How to complete this task |
Every record shown here needs to be repeated exactly.
======== Data for this task ========
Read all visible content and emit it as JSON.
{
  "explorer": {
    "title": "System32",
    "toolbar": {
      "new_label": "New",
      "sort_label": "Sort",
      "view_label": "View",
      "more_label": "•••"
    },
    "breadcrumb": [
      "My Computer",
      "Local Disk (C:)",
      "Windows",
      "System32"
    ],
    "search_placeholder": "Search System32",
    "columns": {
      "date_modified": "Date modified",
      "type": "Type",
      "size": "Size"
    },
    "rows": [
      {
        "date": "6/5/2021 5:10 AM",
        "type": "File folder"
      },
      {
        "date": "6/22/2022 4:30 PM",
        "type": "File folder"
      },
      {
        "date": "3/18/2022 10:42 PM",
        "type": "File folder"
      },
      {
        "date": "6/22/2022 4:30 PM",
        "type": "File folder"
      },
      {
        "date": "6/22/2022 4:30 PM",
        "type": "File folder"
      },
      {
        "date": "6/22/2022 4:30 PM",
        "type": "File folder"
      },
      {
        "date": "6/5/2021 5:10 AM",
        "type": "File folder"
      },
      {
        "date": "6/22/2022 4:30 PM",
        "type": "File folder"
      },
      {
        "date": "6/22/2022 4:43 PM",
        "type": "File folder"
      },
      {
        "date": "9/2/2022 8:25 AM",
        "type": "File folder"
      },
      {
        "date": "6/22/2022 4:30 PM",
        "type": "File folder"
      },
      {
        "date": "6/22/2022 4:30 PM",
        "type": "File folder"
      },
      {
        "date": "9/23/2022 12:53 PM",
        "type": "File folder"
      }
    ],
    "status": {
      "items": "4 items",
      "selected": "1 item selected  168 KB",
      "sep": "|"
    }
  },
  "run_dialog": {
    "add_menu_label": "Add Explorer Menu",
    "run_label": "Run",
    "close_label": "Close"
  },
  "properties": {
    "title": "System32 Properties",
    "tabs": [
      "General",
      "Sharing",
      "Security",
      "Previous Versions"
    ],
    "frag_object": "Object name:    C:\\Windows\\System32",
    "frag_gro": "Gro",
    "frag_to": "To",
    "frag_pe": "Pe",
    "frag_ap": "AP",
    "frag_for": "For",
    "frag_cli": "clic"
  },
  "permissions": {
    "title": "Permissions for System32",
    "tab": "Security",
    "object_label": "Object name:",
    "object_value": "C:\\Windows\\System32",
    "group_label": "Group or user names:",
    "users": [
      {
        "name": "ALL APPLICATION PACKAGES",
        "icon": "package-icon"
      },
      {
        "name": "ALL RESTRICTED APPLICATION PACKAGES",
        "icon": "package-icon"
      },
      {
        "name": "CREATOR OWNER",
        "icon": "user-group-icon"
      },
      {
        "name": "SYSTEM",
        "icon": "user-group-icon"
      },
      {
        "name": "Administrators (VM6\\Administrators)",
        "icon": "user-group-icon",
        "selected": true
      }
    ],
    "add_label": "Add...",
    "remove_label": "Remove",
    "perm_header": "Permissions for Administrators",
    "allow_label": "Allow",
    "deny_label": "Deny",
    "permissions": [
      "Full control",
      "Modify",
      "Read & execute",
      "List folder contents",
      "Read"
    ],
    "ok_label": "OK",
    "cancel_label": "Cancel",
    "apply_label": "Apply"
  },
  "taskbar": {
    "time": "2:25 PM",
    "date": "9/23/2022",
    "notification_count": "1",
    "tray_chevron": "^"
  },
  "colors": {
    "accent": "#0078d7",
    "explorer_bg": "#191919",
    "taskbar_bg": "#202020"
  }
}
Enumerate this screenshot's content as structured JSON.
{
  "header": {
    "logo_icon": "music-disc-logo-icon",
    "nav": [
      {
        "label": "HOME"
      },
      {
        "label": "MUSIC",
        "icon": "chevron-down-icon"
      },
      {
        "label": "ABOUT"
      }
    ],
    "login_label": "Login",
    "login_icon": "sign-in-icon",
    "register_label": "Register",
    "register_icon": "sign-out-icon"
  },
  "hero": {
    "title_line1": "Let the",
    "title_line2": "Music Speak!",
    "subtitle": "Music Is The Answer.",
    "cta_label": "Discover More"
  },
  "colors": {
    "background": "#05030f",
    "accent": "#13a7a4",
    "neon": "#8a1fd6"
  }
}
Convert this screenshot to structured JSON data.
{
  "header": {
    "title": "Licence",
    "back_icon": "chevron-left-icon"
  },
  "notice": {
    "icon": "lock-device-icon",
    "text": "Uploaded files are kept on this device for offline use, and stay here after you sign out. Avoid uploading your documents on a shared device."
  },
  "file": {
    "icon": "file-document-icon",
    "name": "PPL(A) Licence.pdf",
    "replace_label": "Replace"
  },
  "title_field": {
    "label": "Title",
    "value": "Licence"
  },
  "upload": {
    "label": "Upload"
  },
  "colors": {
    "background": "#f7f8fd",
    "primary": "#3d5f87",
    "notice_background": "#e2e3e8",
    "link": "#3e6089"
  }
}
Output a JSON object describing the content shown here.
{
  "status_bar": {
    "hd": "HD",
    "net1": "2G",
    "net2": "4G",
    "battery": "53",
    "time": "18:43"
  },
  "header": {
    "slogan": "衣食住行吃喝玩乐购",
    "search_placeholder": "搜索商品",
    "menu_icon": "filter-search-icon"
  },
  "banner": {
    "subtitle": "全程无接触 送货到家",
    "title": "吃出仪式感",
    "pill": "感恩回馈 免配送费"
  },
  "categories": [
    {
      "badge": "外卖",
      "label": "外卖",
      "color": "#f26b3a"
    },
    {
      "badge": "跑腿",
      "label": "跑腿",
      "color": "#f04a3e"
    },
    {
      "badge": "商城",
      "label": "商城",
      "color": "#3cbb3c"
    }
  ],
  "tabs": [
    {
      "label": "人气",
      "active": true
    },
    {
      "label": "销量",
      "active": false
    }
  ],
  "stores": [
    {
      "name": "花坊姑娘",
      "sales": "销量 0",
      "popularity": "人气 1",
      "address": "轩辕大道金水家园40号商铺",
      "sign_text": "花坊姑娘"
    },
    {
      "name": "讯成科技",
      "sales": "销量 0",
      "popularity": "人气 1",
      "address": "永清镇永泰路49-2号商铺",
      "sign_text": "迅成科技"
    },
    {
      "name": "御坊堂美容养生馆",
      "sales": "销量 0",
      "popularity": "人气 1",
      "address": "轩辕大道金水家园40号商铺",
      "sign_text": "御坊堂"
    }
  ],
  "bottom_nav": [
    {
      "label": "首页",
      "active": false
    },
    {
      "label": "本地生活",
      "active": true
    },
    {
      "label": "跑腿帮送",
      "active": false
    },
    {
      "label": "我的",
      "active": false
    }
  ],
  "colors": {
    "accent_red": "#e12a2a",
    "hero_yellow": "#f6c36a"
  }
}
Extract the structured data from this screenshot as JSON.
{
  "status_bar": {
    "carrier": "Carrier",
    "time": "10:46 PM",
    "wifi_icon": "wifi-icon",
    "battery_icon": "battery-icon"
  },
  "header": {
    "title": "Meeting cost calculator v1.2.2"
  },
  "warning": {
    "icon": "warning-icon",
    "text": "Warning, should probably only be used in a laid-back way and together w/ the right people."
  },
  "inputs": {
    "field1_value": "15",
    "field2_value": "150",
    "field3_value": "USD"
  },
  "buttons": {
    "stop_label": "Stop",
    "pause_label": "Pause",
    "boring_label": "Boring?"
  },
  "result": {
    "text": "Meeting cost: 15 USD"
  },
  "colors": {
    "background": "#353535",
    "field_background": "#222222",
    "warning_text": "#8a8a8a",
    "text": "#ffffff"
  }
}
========
Your response |
Read all visible content and emit it as JSON.
{
  "explorer": {
    "title": "System32",
    "toolbar": {
      "new_label": "New",
      "sort_label": "Sort",
      "view_label": "View",
      "more_label": "•••"
    },
    "breadcrumb": [
      "My Computer",
      "Local Disk (C:)",
      "Windows",
      "System32"
    ],
    "search_placeholder": "Search System32",
    "columns": {
      "date_modified": "Date modified",
      "type": "Type",
      "size": "Size"
    },
    "rows": [
      {
        "date": "6/5/2021 5:10 AM",
        "type": "File folder"
      },
      {
        "date": "6/22/2022 4:30 PM",
        "type": "File folder"
      },
      {
        "date": "3/18/2022 10:42 PM",
        "type": "File folder"
      },
      {
        "date": "6/22/2022 4:30 PM",
        "type": "File folder"
      },
      {
        "date": "6/22/2022 4:30 PM",
        "type": "File folder"
      },
      {
        "date": "6/22/2022 4:30 PM",
        "type": "File folder"
      },
      {
        "date": "6/5/2021 5:10 AM",
        "type": "File folder"
      },
      {
        "date": "6/22/2022 4:30 PM",
        "type": "File folder"
      },
      {
        "date": "6/22/2022 4:43 PM",
        "type": "File folder"
      },
      {
        "date": "9/2/2022 8:25 AM",
        "type": "File folder"
      },
      {
        "date": "6/22/2022 4:30 PM",
        "type": "File folder"
      },
      {
        "date": "6/22/2022 4:30 PM",
        "type": "File folder"
      },
      {
        "date": "9/23/2022 12:53 PM",
        "type": "File folder"
      }
    ],
    "status": {
      "items": "4 items",
      "selected": "1 item selected  168 KB",
      "sep": "|"
    }
  },
  "run_dialog": {
    "add_menu_label": "Add Explorer Menu",
    "run_label": "Run",
    "close_label": "Close"
  },
  "properties": {
    "title": "System32 Properties",
    "tabs": [
      "General",
      "Sharing",
      "Security",
      "Previous Versions"
    ],
    "frag_object": "Object name:    C:\\Windows\\System32",
    "frag_gro": "Gro",
    "frag_to": "To",
    "frag_pe": "Pe",
    "frag_ap": "AP",
    "frag_for": "For",
    "frag_cli": "clic"
  },
  "permissions": {
    "title": "Permissions for System32",
    "tab": "Security",
    "object_label": "Object name:",
    "object_value": "C:\\Windows\\System32",
    "group_label": "Group or user names:",
    "users": [
      {
        "name": "ALL APPLICATION PACKAGES",
        "icon": "package-icon"
      },
      {
        "name": "ALL RESTRICTED APPLICATION PACKAGES",
        "icon": "package-icon"
      },
      {
        "name": "CREATOR OWNER",
        "icon": "user-group-icon"
      },
      {
        "name": "SYSTEM",
        "icon": "user-group-icon"
      },
      {
        "name": "Administrators (VM6\\Administrators)",
        "icon": "user-group-icon",
        "selected": true
      }
    ],
    "add_label": "Add...",
    "remove_label": "Remove",
    "perm_header": "Permissions for Administrators",
    "allow_label": "Allow",
    "deny_label": "Deny",
    "permissions": [
      "Full control",
      "Modify",
      "Read & execute",
      "List folder contents",
      "Read"
    ],
    "ok_label": "OK",
    "cancel_label": "Cancel",
    "apply_label": "Apply"
  },
  "taskbar": {
    "time": "2:25 PM",
    "date": "9/23/2022",
    "notification_count": "1",
    "tray_chevron": "^"
  },
  "colors": {
    "accent": "#0078d7",
    "explorer_bg": "#191919",
    "taskbar_bg": "#202020"
  }
}
Enumerate this screenshot's content as structured JSON.
{
  "header": {
    "logo_icon": "music-disc-logo-icon",
    "nav": [
      {
        "label": "HOME"
      },
      {
        "label": "MUSIC",
        "icon": "chevron-down-icon"
      },
      {
        "label": "ABOUT"
      }
    ],
    "login_label": "Login",
    "login_icon": "sign-in-icon",
    "register_label": "Register",
    "register_icon": "sign-out-icon"
  },
  "hero": {
    "title_line1": "Let the",
    "title_line2": "Music Speak!",
    "subtitle": "Music Is The Answer.",
    "cta_label": "Discover More"
  },
  "colors": {
    "background": "#05030f",
    "accent": "#13a7a4",
    "neon": "#8a1fd6"
  }
}
Convert this screenshot to structured JSON data.
{
  "header": {
    "title": "Licence",
    "back_icon": "chevron-left-icon"
  },
  "notice": {
    "icon": "lock-device-icon",
    "text": "Uploaded files are kept on this device for offline use, and stay here after you sign out. Avoid uploading your documents on a shared device."
  },
  "file": {
    "icon": "file-document-icon",
    "name": "PPL(A) Licence.pdf",
    "replace_label": "Replace"
  },
  "title_field": {
    "label": "Title",
    "value": "Licence"
  },
  "upload": {
    "label": "Upload"
  },
  "colors": {
    "background": "#f7f8fd",
    "primary": "#3d5f87",
    "notice_background": "#e2e3e8",
    "link": "#3e6089"
  }
}
Output a JSON object describing the content shown here.
{
  "status_bar": {
    "hd": "HD",
    "net1": "2G",
    "net2": "4G",
    "battery": "53",
    "time": "18:43"
  },
  "header": {
    "slogan": "衣食住行吃喝玩乐购",
    "search_placeholder": "搜索商品",
    "menu_icon": "filter-search-icon"
  },
  "banner": {
    "subtitle": "全程无接触 送货到家",
    "title": "吃出仪式感",
    "pill": "感恩回馈 免配送费"
  },
  "categories": [
    {
      "badge": "外卖",
      "label": "外卖",
      "color": "#f26b3a"
    },
    {
      "badge": "跑腿",
      "label": "跑腿",
      "color": "#f04a3e"
    },
    {
      "badge": "商城",
      "label": "商城",
      "color": "#3cbb3c"
    }
  ],
  "tabs": [
    {
      "label": "人气",
      "active": true
    },
    {
      "label": "销量",
      "active": false
    }
  ],
  "stores": [
    {
      "name": "花坊姑娘",
      "sales": "销量 0",
      "popularity": "人气 1",
      "address": "轩辕大道金水家园40号商铺",
      "sign_text": "花坊姑娘"
    },
    {
      "name": "讯成科技",
      "sales": "销量 0",
      "popularity": "人气 1",
      "address": "永清镇永泰路49-2号商铺",
      "sign_text": "迅成科技"
    },
    {
      "name": "御坊堂美容养生馆",
      "sales": "销量 0",
      "popularity": "人气 1",
      "address": "轩辕大道金水家园40号商铺",
      "sign_text": "御坊堂"
    }
  ],
  "bottom_nav": [
    {
      "label": "首页",
      "active": false
    },
    {
      "label": "本地生活",
      "active": true
    },
    {
      "label": "跑腿帮送",
      "active": false
    },
    {
      "label": "我的",
      "active": false
    }
  ],
  "colors": {
    "accent_red": "#e12a2a",
    "hero_yellow": "#f6c36a"
  }
}
Extract the structured data from this screenshot as JSON.
{
  "status_bar": {
    "carrier": "Carrier",
    "time": "10:46 PM",
    "wifi_icon": "wifi-icon",
    "battery_icon": "battery-icon"
  },
  "header": {
    "title": "Meeting cost calculator v1.2.2"
  },
  "warning": {
    "icon": "warning-icon",
    "text": "Warning, should probably only be used in a laid-back way and together w/ the right people."
  },
  "inputs": {
    "field1_value": "15",
    "field2_value": "150",
    "field3_value": "USD"
  },
  "buttons": {
    "stop_label": "Stop",
    "pause_label": "Pause",
    "boring_label": "Boring?"
  },
  "result": {
    "text": "Meeting cost: 15 USD"
  },
  "colors": {
    "background": "#353535",
    "field_background": "#222222",
    "warning_text": "#8a8a8a",
    "text": "#ffffff"
  }
}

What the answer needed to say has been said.